**Task instructions:**
Repeat the listing exactly. Pictures stay out of your copy.
BEGIN
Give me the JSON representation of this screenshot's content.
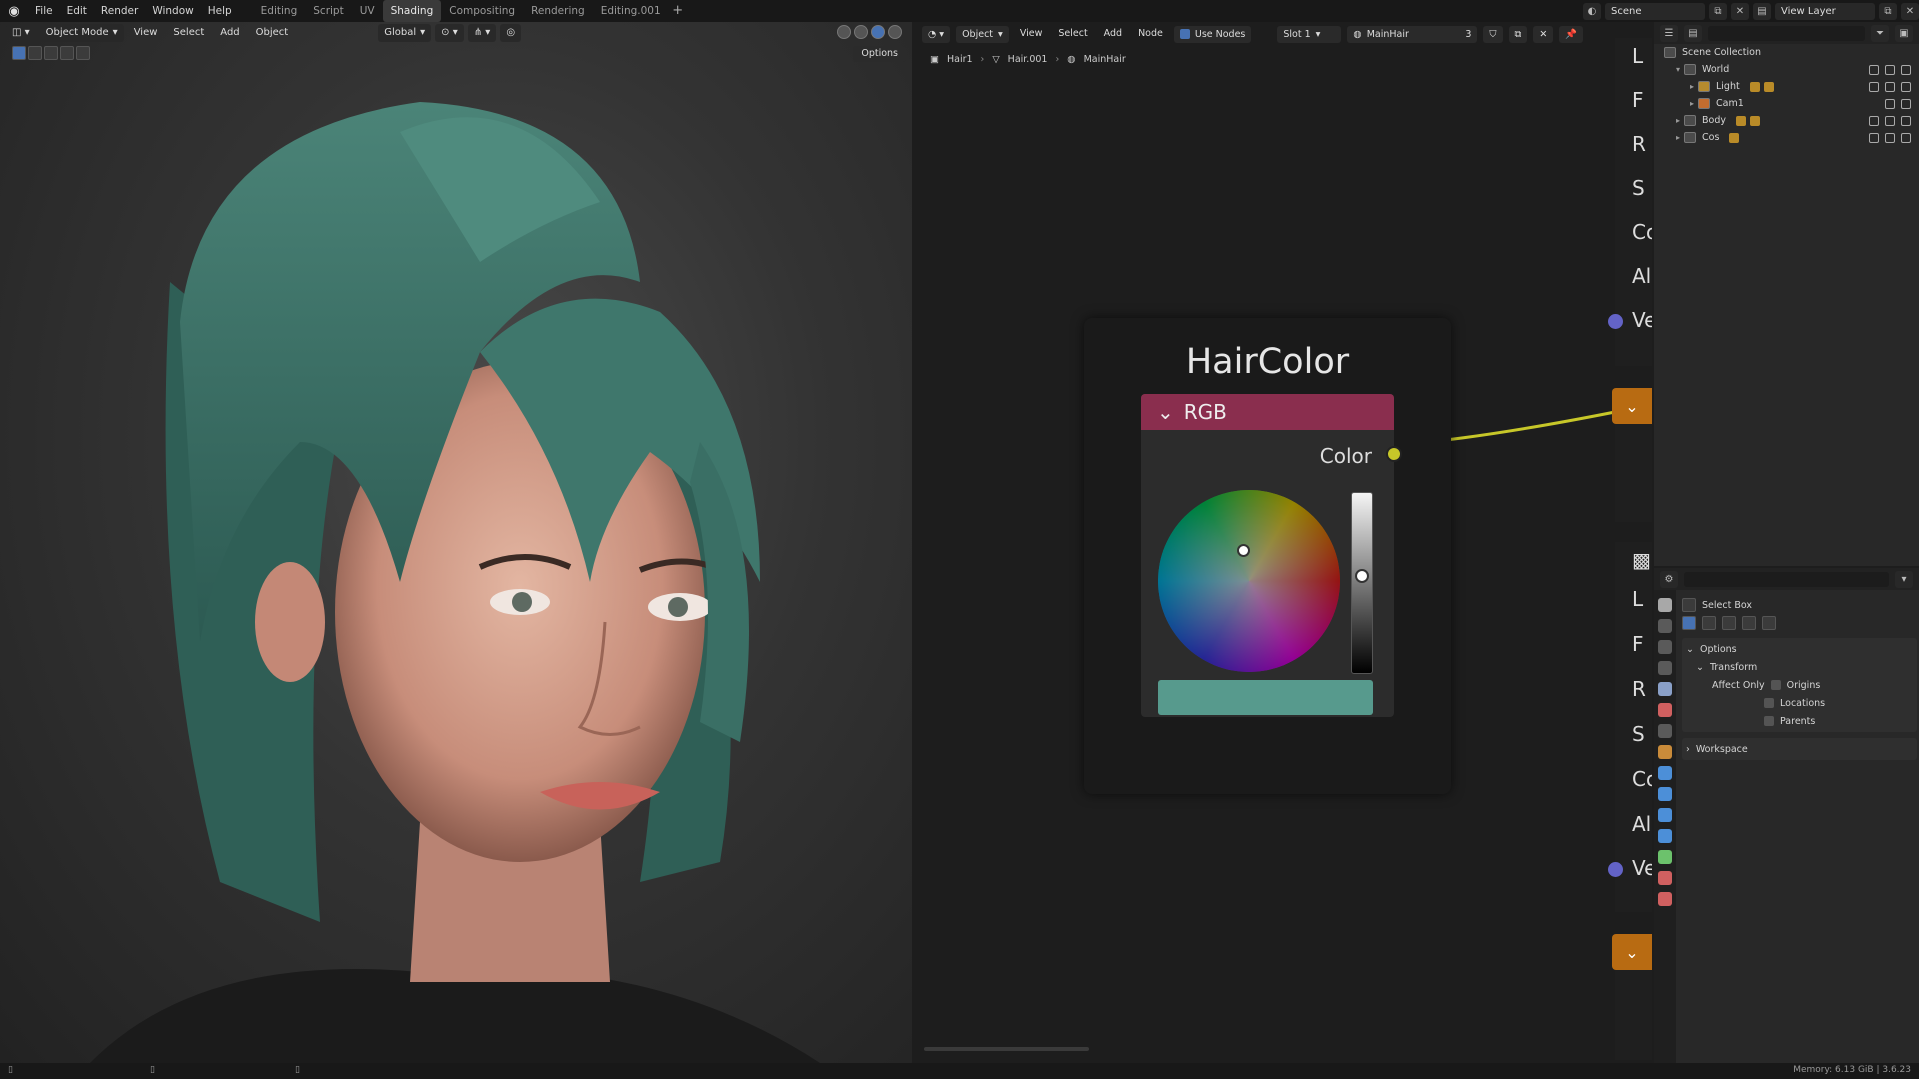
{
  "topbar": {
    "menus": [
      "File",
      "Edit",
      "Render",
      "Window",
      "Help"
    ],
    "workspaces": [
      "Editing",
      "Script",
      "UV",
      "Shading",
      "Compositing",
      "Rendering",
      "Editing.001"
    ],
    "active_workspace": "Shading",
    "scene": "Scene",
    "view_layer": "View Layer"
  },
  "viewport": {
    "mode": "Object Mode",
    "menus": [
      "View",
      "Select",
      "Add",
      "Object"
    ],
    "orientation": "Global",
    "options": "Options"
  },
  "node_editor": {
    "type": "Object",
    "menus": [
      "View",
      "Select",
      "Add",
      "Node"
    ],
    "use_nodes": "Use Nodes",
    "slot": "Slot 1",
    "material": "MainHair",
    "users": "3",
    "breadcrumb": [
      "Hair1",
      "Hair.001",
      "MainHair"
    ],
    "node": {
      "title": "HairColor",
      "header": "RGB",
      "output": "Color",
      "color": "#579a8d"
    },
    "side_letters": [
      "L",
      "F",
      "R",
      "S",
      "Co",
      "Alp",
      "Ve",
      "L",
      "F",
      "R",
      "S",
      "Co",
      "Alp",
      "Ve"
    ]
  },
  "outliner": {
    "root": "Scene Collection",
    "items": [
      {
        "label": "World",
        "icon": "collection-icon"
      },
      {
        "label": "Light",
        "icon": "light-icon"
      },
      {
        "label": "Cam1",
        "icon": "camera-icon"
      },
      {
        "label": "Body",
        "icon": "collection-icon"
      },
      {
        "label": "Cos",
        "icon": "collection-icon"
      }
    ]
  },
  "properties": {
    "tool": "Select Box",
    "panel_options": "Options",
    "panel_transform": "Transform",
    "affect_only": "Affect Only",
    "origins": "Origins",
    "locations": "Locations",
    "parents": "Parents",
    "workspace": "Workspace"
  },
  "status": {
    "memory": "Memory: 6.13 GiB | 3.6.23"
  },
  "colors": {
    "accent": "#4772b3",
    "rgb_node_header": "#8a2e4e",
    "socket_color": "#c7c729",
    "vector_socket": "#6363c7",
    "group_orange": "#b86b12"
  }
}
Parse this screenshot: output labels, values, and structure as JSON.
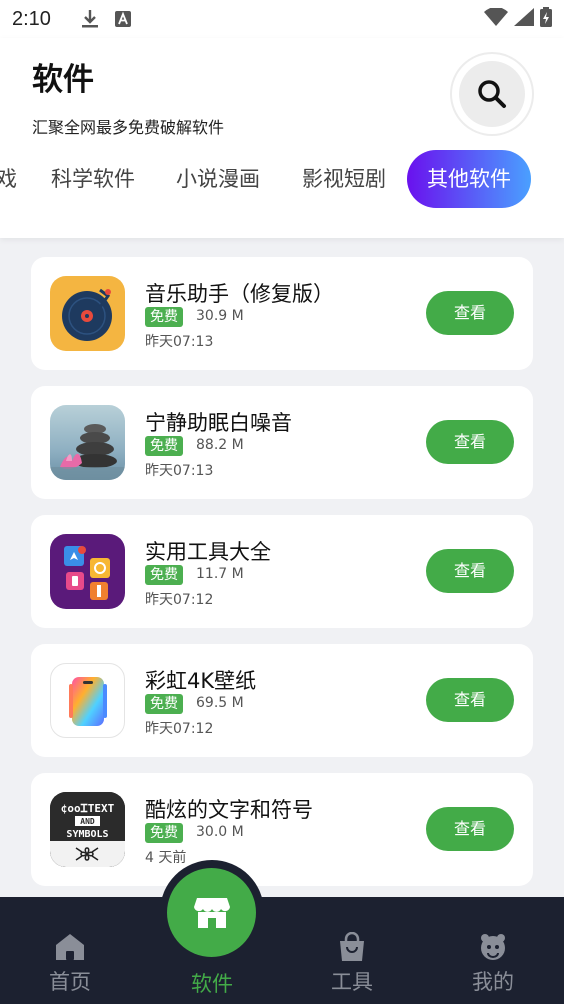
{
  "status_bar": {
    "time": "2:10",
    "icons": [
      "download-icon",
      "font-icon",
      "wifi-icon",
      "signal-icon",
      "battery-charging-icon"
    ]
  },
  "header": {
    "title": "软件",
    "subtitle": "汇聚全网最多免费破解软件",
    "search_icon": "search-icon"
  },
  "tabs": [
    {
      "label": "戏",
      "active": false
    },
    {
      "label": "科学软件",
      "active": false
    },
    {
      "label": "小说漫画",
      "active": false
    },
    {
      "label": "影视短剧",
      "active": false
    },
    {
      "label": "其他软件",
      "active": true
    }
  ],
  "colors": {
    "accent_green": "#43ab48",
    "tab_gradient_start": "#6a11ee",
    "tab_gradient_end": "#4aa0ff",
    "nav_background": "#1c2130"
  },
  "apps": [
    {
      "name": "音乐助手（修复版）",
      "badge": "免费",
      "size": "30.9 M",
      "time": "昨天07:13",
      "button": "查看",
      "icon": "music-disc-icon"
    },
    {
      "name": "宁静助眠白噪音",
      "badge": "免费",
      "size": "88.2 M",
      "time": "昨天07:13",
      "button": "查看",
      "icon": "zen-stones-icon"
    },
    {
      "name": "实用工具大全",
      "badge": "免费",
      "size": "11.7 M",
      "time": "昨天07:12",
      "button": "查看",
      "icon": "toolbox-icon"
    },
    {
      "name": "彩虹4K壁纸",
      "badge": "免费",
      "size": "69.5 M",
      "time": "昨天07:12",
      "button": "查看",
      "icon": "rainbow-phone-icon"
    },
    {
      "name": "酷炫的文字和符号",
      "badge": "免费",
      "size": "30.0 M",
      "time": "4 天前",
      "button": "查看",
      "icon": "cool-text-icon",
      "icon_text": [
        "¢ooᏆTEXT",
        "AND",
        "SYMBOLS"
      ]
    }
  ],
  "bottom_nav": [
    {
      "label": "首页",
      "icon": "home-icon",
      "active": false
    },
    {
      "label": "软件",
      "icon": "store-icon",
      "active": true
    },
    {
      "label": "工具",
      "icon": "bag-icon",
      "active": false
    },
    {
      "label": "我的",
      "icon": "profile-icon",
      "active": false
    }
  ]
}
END
**Written answer:**
Give me the JSON representation of this screenshot's content.
{
  "topbar": {
    "menus": [
      "File",
      "Edit",
      "Render",
      "Window",
      "Help"
    ],
    "workspaces": [
      "Editing",
      "Script",
      "UV",
      "Shading",
      "Compositing",
      "Rendering",
      "Editing.001"
    ],
    "active_workspace": "Shading",
    "scene": "Scene",
    "view_layer": "View Layer"
  },
  "viewport": {
    "mode": "Object Mode",
    "menus": [
      "View",
      "Select",
      "Add",
      "Object"
    ],
    "orientation": "Global",
    "options": "Options"
  },
  "node_editor": {
    "type": "Object",
    "menus": [
      "View",
      "Select",
      "Add",
      "Node"
    ],
    "use_nodes": "Use Nodes",
    "slot": "Slot 1",
    "material": "MainHair",
    "users": "3",
    "breadcrumb": [
      "Hair1",
      "Hair.001",
      "MainHair"
    ],
    "node": {
      "title": "HairColor",
      "header": "RGB",
      "output": "Color",
      "color": "#579a8d"
    },
    "side_letters": [
      "L",
      "F",
      "R",
      "S",
      "Co",
      "Alp",
      "Ve",
      "L",
      "F",
      "R",
      "S",
      "Co",
      "Alp",
      "Ve"
    ]
  },
  "outliner": {
    "root": "Scene Collection",
    "items": [
      {
        "label": "World",
        "icon": "collection-icon"
      },
      {
        "label": "Light",
        "icon": "light-icon"
      },
      {
        "label": "Cam1",
        "icon": "camera-icon"
      },
      {
        "label": "Body",
        "icon": "collection-icon"
      },
      {
        "label": "Cos",
        "icon": "collection-icon"
      }
    ]
  },
  "properties": {
    "tool": "Select Box",
    "panel_options": "Options",
    "panel_transform": "Transform",
    "affect_only": "Affect Only",
    "origins": "Origins",
    "locations": "Locations",
    "parents": "Parents",
    "workspace": "Workspace"
  },
  "status": {
    "memory": "Memory: 6.13 GiB | 3.6.23"
  },
  "colors": {
    "accent": "#4772b3",
    "rgb_node_header": "#8a2e4e",
    "socket_color": "#c7c729",
    "vector_socket": "#6363c7",
    "group_orange": "#b86b12"
  }
}
Parse this screenshot: output labels, values, and structure as JSON.
{
  "status_bar": {
    "time": "2:10",
    "icons": [
      "download-icon",
      "font-icon",
      "wifi-icon",
      "signal-icon",
      "battery-charging-icon"
    ]
  },
  "header": {
    "title": "软件",
    "subtitle": "汇聚全网最多免费破解软件",
    "search_icon": "search-icon"
  },
  "tabs": [
    {
      "label": "戏",
      "active": false
    },
    {
      "label": "科学软件",
      "active": false
    },
    {
      "label": "小说漫画",
      "active": false
    },
    {
      "label": "影视短剧",
      "active": false
    },
    {
      "label": "其他软件",
      "active": true
    }
  ],
  "colors": {
    "accent_green": "#43ab48",
    "tab_gradient_start": "#6a11ee",
    "tab_gradient_end": "#4aa0ff",
    "nav_background": "#1c2130"
  },
  "apps": [
    {
      "name": "音乐助手（修复版）",
      "badge": "免费",
      "size": "30.9 M",
      "time": "昨天07:13",
      "button": "查看",
      "icon": "music-disc-icon"
    },
    {
      "name": "宁静助眠白噪音",
      "badge": "免费",
      "size": "88.2 M",
      "time": "昨天07:13",
      "button": "查看",
      "icon": "zen-stones-icon"
    },
    {
      "name": "实用工具大全",
      "badge": "免费",
      "size": "11.7 M",
      "time": "昨天07:12",
      "button": "查看",
      "icon": "toolbox-icon"
    },
    {
      "name": "彩虹4K壁纸",
      "badge": "免费",
      "size": "69.5 M",
      "time": "昨天07:12",
      "button": "查看",
      "icon": "rainbow-phone-icon"
    },
    {
      "name": "酷炫的文字和符号",
      "badge": "免费",
      "size": "30.0 M",
      "time": "4 天前",
      "button": "查看",
      "icon": "cool-text-icon",
      "icon_text": [
        "¢ooᏆTEXT",
        "AND",
        "SYMBOLS"
      ]
    }
  ],
  "bottom_nav": [
    {
      "label": "首页",
      "icon": "home-icon",
      "active": false
    },
    {
      "label": "软件",
      "icon": "store-icon",
      "active": true
    },
    {
      "label": "工具",
      "icon": "bag-icon",
      "active": false
    },
    {
      "label": "我的",
      "icon": "profile-icon",
      "active": false
    }
  ]
}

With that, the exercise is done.